We're slowly transforming the landscape on our little piece of land in western Ukraine, and this is a marathon. Pace yourself. Realize that bad weather and mistakes are part of the process and be cool! :)


  1. In construction, especially in roofs, one must always think of water flow and allow for it.

    So, any lattice, or beams, going perpendicular to the slope of the roof are attached on *top* of beams going parallel to the slope of the roof, not directly to the roof surface (i.e the concrete in this case). By putting the perpendicular lattices on the level of the roof concrete you have created potential water dams, despite some "gaps" you mentioned (and water from blowing snow, rain or just condensation will enter at some point in time despite OSB and shingles over it -- trust me, water will find its way in). Any places where water can be stopped from flowing down the slope of the roof by those perpendicular beams on top of the concrete can eventually result in rot. I am not saying this a immediate concern, but eventually (maybe in a few years or in decades), someone will have to revisit this construction to deal with that issue.

    And 15cm OSB can support a 40 cm span for foot traffic, so the horizontal beams my not even have been necessary.

    Yes, I have built more than one roof. :-)

    1. Thanks for the input!

      The part where I showed the lattice and discussed water flow was just a temporary issue.

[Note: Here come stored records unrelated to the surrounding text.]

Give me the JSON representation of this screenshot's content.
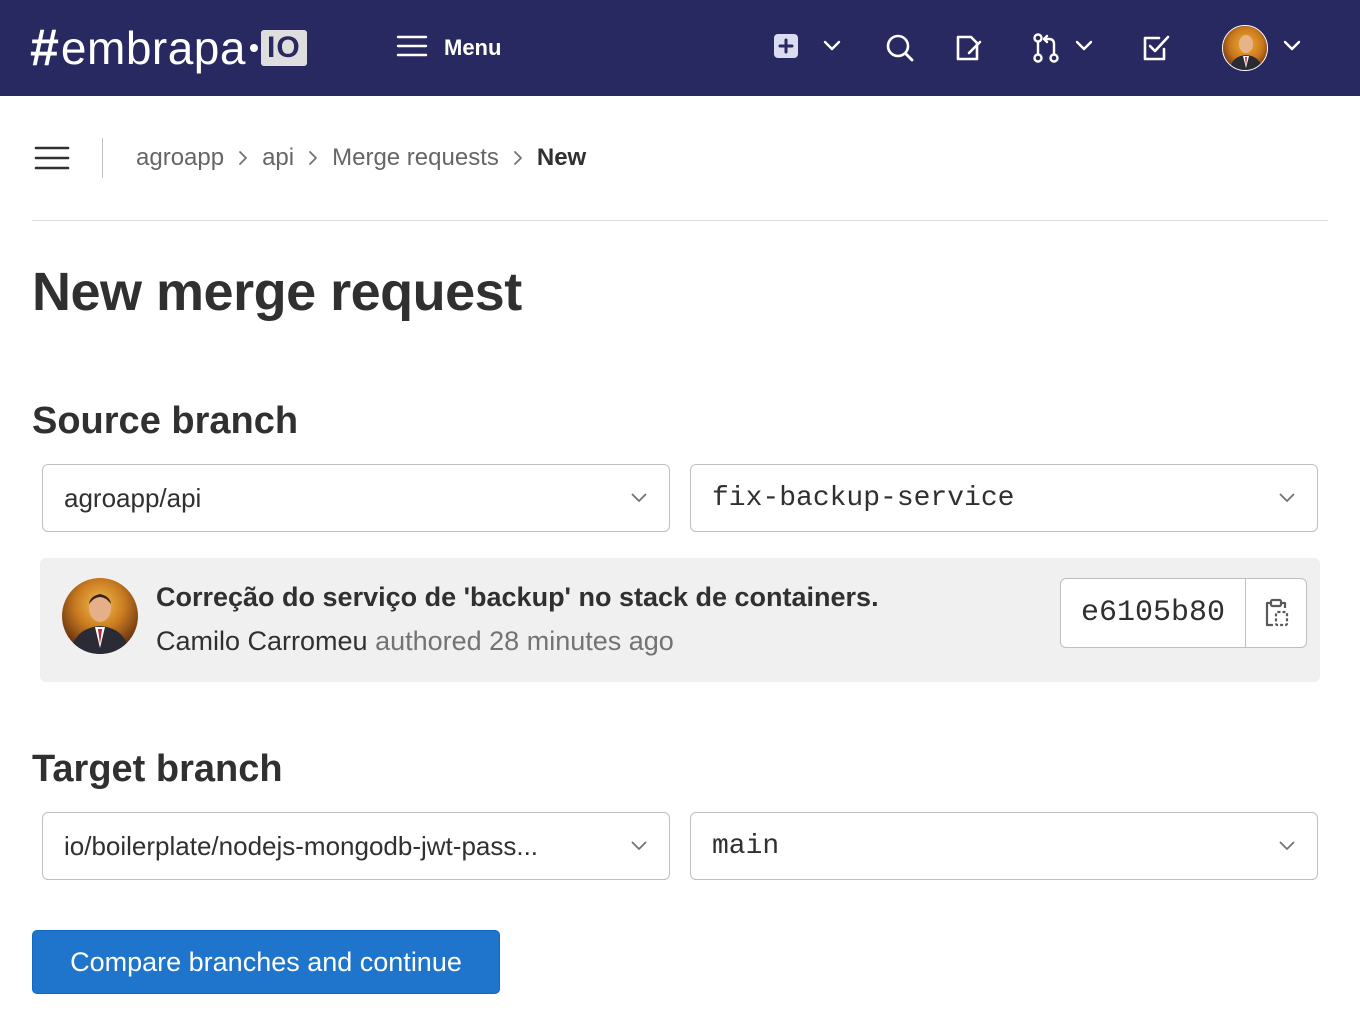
{
  "topbar": {
    "logo": {
      "hash": "#",
      "text": "embrapa",
      "badge": "IO"
    },
    "menu_label": "Menu",
    "icons": [
      "plus-square-icon",
      "search-icon",
      "issues-icon",
      "merge-request-icon",
      "todo-icon"
    ],
    "background": "#292961"
  },
  "breadcrumb": {
    "items": [
      "agroapp",
      "api",
      "Merge requests"
    ],
    "current": "New"
  },
  "page_title": "New merge request",
  "source": {
    "heading": "Source branch",
    "project": "agroapp/api",
    "branch": "fix-backup-service"
  },
  "commit": {
    "title": "Correção do serviço de 'backup' no stack de containers.",
    "author": "Camilo Carromeu",
    "authored_text": "authored 28 minutes ago",
    "sha": "e6105b80"
  },
  "target": {
    "heading": "Target branch",
    "project": "io/boilerplate/nodejs-mongodb-jwt-pass...",
    "branch": "main"
  },
  "submit_label": "Compare branches and continue",
  "colors": {
    "primary": "#1f75cb",
    "topbar": "#292961",
    "commit_bg": "#f0f0f0"
  }
}
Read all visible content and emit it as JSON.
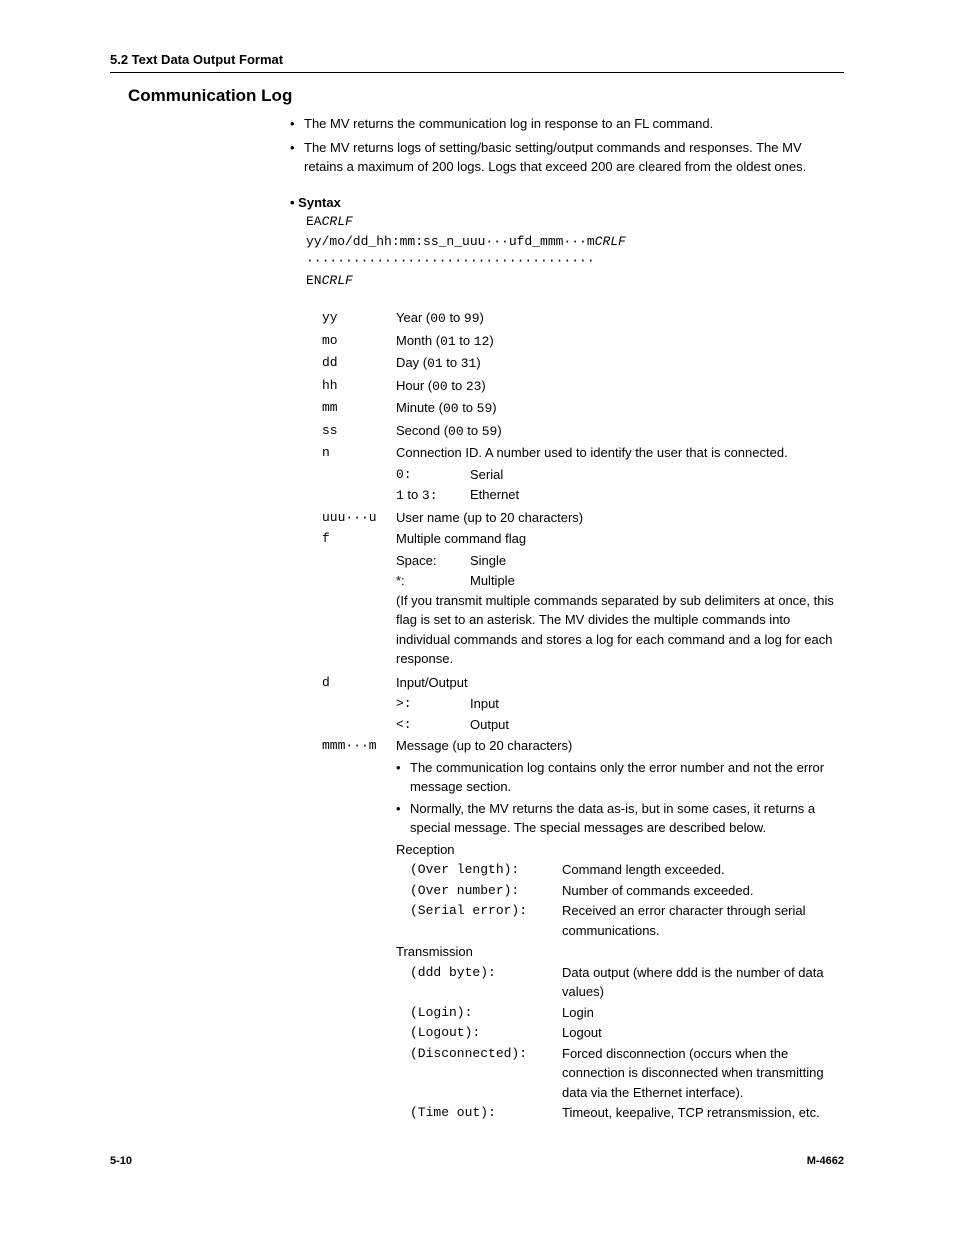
{
  "header": "5.2  Text Data Output Format",
  "title": "Communication Log",
  "intro": [
    "The MV returns the communication log in response to an FL command.",
    "The MV returns logs of setting/basic setting/output commands and responses. The MV retains a maximum of 200 logs. Logs that exceed 200 are cleared from the oldest ones."
  ],
  "syntax_label": "•  Syntax",
  "syntax_lines": {
    "l1a": "EA",
    "l1b": "CRLF",
    "l2a": "yy/mo/dd_hh:mm:ss_n_uuu···ufd_mmm···m",
    "l2b": "CRLF",
    "l3": "·····································",
    "l4a": "EN",
    "l4b": "CRLF"
  },
  "defs": {
    "yy": {
      "k": "yy",
      "pre": "Year (",
      "r": "00",
      "mid": " to ",
      "r2": "99",
      "post": ")"
    },
    "mo": {
      "k": "mo",
      "pre": "Month (",
      "r": "01",
      "mid": " to ",
      "r2": "12",
      "post": ")"
    },
    "dd": {
      "k": "dd",
      "pre": "Day (",
      "r": "01",
      "mid": " to ",
      "r2": "31",
      "post": ")"
    },
    "hh": {
      "k": "hh",
      "pre": "Hour (",
      "r": "00",
      "mid": " to ",
      "r2": "23",
      "post": ")"
    },
    "mm": {
      "k": "mm",
      "pre": "Minute (",
      "r": "00",
      "mid": " to ",
      "r2": "59",
      "post": ")"
    },
    "ss": {
      "k": "ss",
      "pre": "Second (",
      "r": "00",
      "mid": " to ",
      "r2": "59",
      "post": ")"
    }
  },
  "n": {
    "k": "n",
    "desc": "Connection ID. A number used to identify the user that is connected.",
    "r1k": "0:",
    "r1v": "Serial",
    "r2pre": "1",
    "r2mid": " to ",
    "r2suf": "3:",
    "r2v": "Ethernet"
  },
  "uuu": {
    "k": "uuu···u",
    "v": "User name (up to 20 characters)"
  },
  "f": {
    "k": "f",
    "head": "Multiple command flag",
    "r1k": "Space:",
    "r1v": "Single",
    "r2k": "*:",
    "r2v": "Multiple",
    "note": "(If you transmit multiple commands separated by sub delimiters at once, this flag is set to an asterisk. The MV divides the multiple commands into individual commands and stores a log for each command and a log for each response."
  },
  "d": {
    "k": "d",
    "head": "Input/Output",
    "r1k": ">:",
    "r1v": "Input",
    "r2k": "<:",
    "r2v": "Output"
  },
  "mmm": {
    "k": "mmm···m",
    "head": "Message (up to 20 characters)",
    "b1": "The communication log contains only the error number and not the error message section.",
    "b2": "Normally, the MV returns the data as-is, but in some cases, it returns a special message. The special messages are described below.",
    "rx": "Reception",
    "rx1k": "(Over length):",
    "rx1v": "Command length exceeded.",
    "rx2k": "(Over number):",
    "rx2v": "Number of commands exceeded.",
    "rx3k": "(Serial error):",
    "rx3v": "Received an error character through serial communications.",
    "tx": "Transmission",
    "tx1k": "(ddd byte):",
    "tx1v": "Data output (where ddd is the number of data values)",
    "tx2k": "(Login):",
    "tx2v": "Login",
    "tx3k": "(Logout):",
    "tx3v": "Logout",
    "tx4k": "(Disconnected):",
    "tx4v": "Forced disconnection (occurs when the connection is disconnected when transmitting data via the Ethernet interface).",
    "tx5k": "(Time out):",
    "tx5v": "Timeout, keepalive, TCP retransmission, etc."
  },
  "footer": {
    "left": "5-10",
    "right": "M-4662"
  }
}
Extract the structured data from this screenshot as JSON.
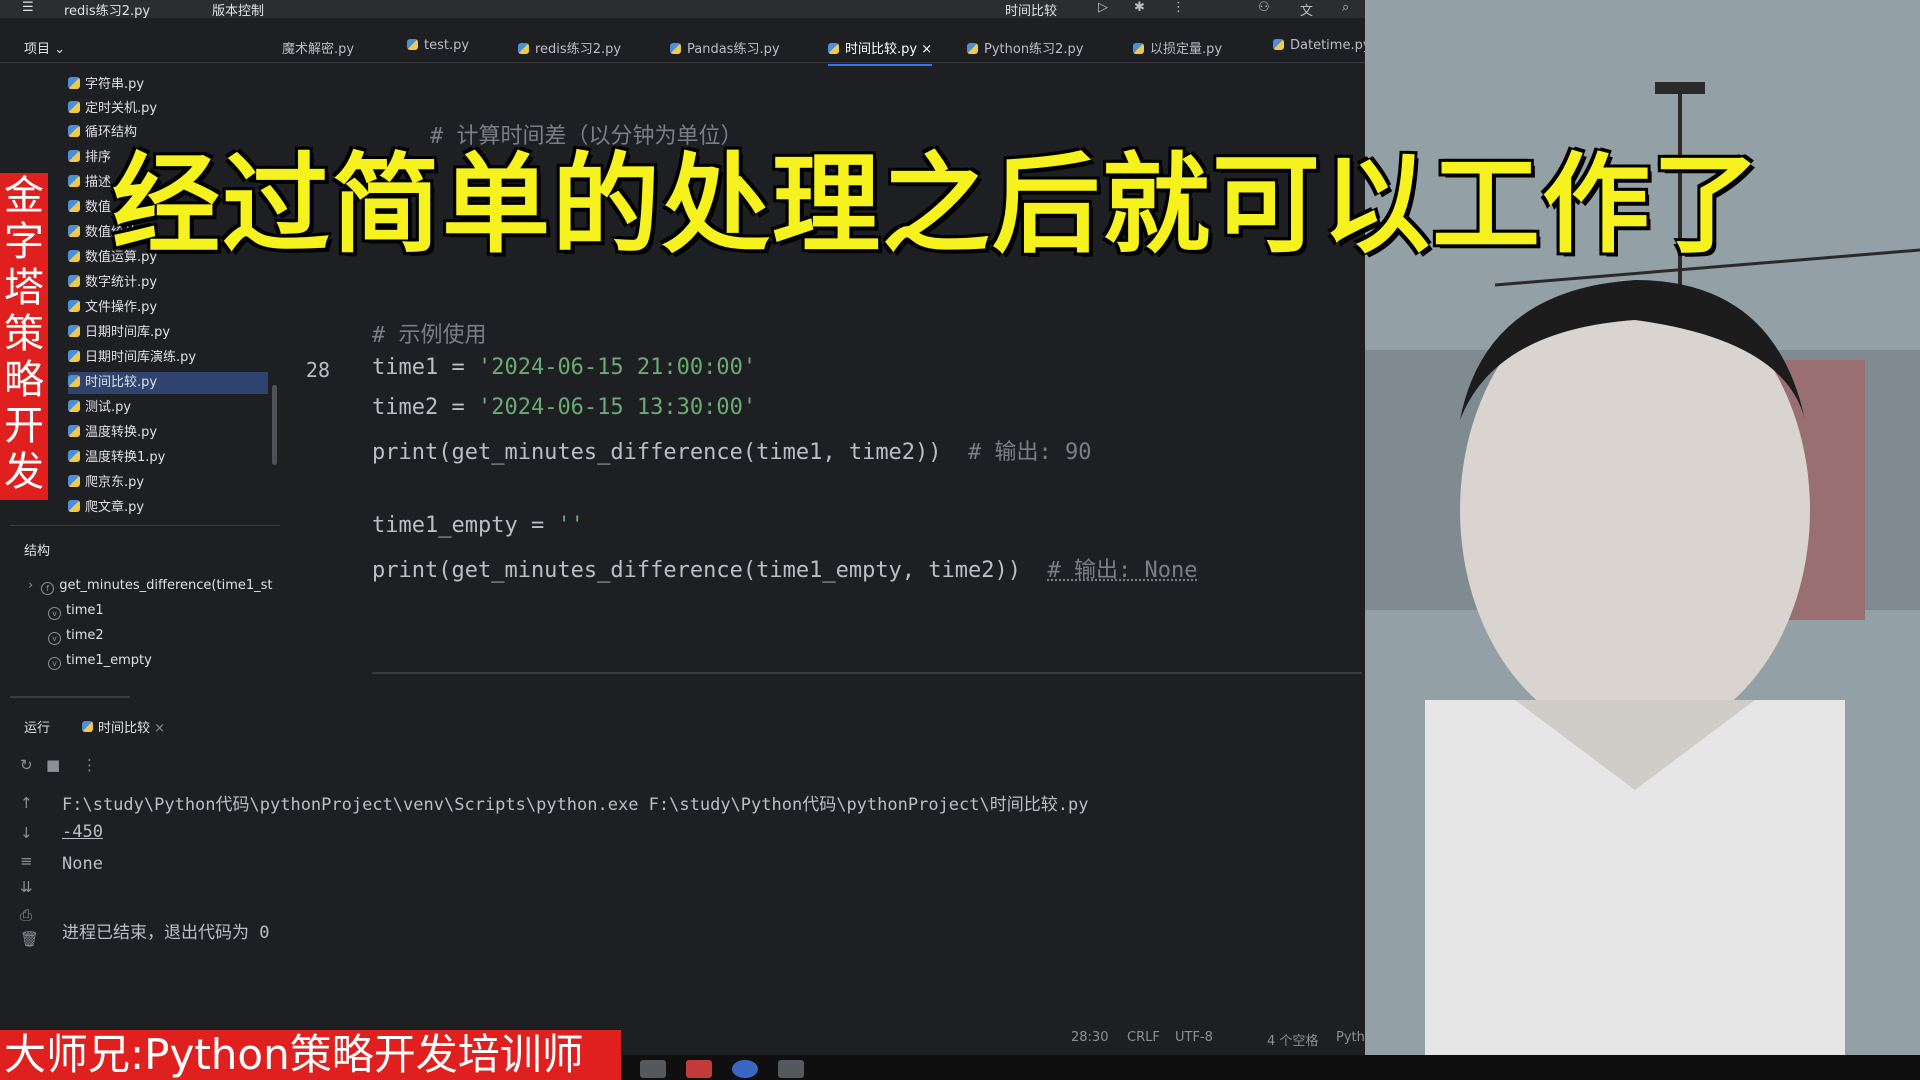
{
  "titlebar": {
    "menu_icon": "hamburger-icon",
    "project": "redis练习2.py",
    "vcs": "版本控制",
    "run_config": "时间比较"
  },
  "editor_tabs": [
    {
      "label": "魔术解密.py"
    },
    {
      "label": "test.py"
    },
    {
      "label": "redis练习2.py"
    },
    {
      "label": "Pandas练习.py"
    },
    {
      "label": "时间比较.py"
    },
    {
      "label": "Python练习2.py"
    },
    {
      "label": "以损定量.py"
    },
    {
      "label": "Datetime.py"
    }
  ],
  "project_panel": {
    "title": "项目",
    "files": [
      "字符串.py",
      "定时关机.py",
      "循环结构",
      "排序",
      "描述",
      "数值",
      "数值统计.py",
      "数值运算.py",
      "数字统计.py",
      "文件操作.py",
      "日期时间库.py",
      "日期时间库演练.py",
      "时间比较.py",
      "测试.py",
      "温度转换.py",
      "温度转换1.py",
      "爬京东.py",
      "爬文章.py"
    ]
  },
  "structure_panel": {
    "title": "结构",
    "items": [
      "get_minutes_difference(time1_st",
      "time1",
      "time2",
      "time1_empty"
    ]
  },
  "code": {
    "line_28": "28",
    "comment_top": "# 计算时间差（以分钟为单位）",
    "comment_example": "# 示例使用",
    "time1_var": "time1 = ",
    "time1_val": "'2024-06-15 21:00:00'",
    "time2_var": "time2 = ",
    "time2_val": "'2024-06-15 13:30:00'",
    "print1": "print(get_minutes_difference(time1, time2))",
    "print1_comment": "# 输出: 90",
    "empty_var": "time1_empty = ",
    "empty_val": "''",
    "print2": "print(get_minutes_difference(time1_empty, time2))",
    "print2_comment": "# 输出: None"
  },
  "run_panel": {
    "label": "运行",
    "tab": "时间比较",
    "command": "F:\\study\\Python代码\\pythonProject\\venv\\Scripts\\python.exe F:\\study\\Python代码\\pythonProject\\时间比较.py",
    "output1": "-450",
    "output2": "None",
    "exit": "进程已结束，退出代码为 0"
  },
  "statusbar": {
    "position": "28:30",
    "line_sep": "CRLF",
    "encoding": "UTF-8",
    "indent": "4 个空格",
    "lang": "Pyth"
  },
  "overlays": {
    "title": "经过简单的处理之后就可以工作了",
    "side": "金字塔策略开发",
    "bottom": "大师兄:Python策略开发培训师"
  },
  "colors": {
    "banner_red": "#e0201e",
    "title_yellow": "#f5f21d",
    "accent_blue": "#3574f0"
  }
}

I filmed that on a Sunday, the day before we were supposed to get some heavy rain. It rained and we didn't have any issues at all with it. I then covered the roof with OSB and shingles, and it's a non issue at this point.

      Good to know that 15 mm OSB can support foot traffic at a 40 cm span!

  2. Side note: While I was trying to be "helpful", after I pressed "Publish" I started to think, and then to reconsider my comment as a bit too preachy, and critical. And I still think that. I tend to layer my dialog on a bit thick at times. It it came across that way: Sorry.

    So, thanks for the kind, tolerant and thoughtful reply.

    All the best.